--- START ---
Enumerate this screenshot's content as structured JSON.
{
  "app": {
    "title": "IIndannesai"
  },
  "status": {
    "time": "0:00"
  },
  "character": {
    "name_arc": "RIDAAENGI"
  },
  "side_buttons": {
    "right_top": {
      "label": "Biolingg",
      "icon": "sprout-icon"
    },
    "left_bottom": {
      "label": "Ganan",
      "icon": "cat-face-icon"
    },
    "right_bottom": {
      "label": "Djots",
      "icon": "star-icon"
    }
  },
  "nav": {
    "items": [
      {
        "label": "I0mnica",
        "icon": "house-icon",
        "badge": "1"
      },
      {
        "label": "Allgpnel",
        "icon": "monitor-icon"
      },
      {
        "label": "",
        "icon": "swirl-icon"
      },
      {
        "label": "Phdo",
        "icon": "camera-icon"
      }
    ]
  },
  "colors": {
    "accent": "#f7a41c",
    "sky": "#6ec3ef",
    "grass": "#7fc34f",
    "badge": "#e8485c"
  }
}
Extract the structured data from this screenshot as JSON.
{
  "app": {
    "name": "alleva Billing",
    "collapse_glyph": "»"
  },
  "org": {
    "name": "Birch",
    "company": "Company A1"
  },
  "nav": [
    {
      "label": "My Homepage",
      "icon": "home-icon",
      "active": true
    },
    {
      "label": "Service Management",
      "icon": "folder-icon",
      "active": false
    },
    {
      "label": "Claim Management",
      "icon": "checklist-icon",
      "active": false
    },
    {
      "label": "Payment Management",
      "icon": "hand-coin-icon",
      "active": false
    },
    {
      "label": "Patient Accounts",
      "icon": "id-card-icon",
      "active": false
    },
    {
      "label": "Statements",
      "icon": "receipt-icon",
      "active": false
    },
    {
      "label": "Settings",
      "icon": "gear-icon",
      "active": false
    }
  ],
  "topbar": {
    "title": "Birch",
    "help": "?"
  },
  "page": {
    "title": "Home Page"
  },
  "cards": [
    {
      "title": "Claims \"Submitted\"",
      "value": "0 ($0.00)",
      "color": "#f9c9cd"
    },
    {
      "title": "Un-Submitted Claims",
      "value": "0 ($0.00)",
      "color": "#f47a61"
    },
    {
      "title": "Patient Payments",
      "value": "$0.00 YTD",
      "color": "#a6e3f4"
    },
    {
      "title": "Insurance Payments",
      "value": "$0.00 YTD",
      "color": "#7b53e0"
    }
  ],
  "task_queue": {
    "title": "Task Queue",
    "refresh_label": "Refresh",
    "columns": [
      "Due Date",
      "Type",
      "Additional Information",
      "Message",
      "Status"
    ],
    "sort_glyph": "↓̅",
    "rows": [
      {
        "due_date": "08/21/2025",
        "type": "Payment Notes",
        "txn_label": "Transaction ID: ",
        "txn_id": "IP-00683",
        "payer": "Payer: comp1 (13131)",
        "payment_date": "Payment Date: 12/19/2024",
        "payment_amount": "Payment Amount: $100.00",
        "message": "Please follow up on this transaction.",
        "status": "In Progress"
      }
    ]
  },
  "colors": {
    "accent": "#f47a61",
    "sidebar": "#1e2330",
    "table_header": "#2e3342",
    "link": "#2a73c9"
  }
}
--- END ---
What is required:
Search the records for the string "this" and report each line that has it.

Response:
Enumerate this screenshot's content as structured JSON.
Extract the structured data from this screenshot as JSON.
        "message": "Please follow up on this transaction.",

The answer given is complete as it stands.